Just in April, grocery store prices jumped 2.6 percent—the highest one-month bump since 1974.

This week, the U.S. Bureau of Labor Statistics reported a surge in grocery store prices. Looking at just April, grocery prices increased 2.6 percent, making it the steepest one-month increase in almost half a century. The price surge comes alongside a reported 14.7 percent unemployment rate by the Bureau, the worst since the Great Depression. That comes out to mean 20 million people without jobs and one in five American households threatened by food insecurity, according to The Washington Post.

It doesn't take an economics degree to link grocery store inflation to the effects of the coronavirus. Lockdown conditions meant to slow COVID-19 have increased demand for grocery goods, cooking from home supplanted closed-down restaurants, meat-packing factories shut down, and supply chains just couldn't make the adjustment gracefully. Oh, and panic-buying—though some, like Costco, report less of that.

All that translates to bigger numbers on your receipt at the supermarket.

Price Breakdown

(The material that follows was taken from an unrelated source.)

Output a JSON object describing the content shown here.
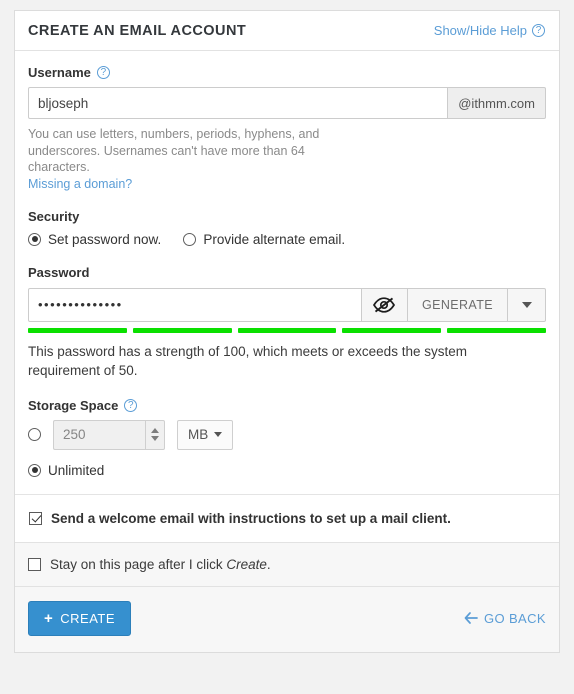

The price-raising was broad-based, but some areas spiked harder. Over the last month:

Meats, poultry, fish, and egg prices rose 4.3 percent. 

Fruits and vegetables climbed 1.5 percent.

Cereals and bakery products went up 2.9 percent.

Dairy goods increased 1.5 percent.

And people keep buying tons of eggs—driving the price up 16.1 percent.

Other prices are lower?

Even as grocery prices go up, prices everywhere else are reaching record lows. Gas, energy, goods, transportation, warehousing, services, apparel, hotels, cars—stocks are down, demand is down, and taken in aggregate, producer prices are the lowest since 2009. According to Reuters:

 "Deflation, a decline in the general price level, is harmful during a recession as consumers and businesses may delay purchases in anticipation of lower prices, worsening the economic downturn."

Some good news:

Not all grocery prices rose! Ham, breakfast sausage, butter, prepared salads, tomatoes, and fresh cupcakes all had lower prices in April. 

Thoughts on price hikes at grocery stores? Are you learning to cook better at home? Comment below!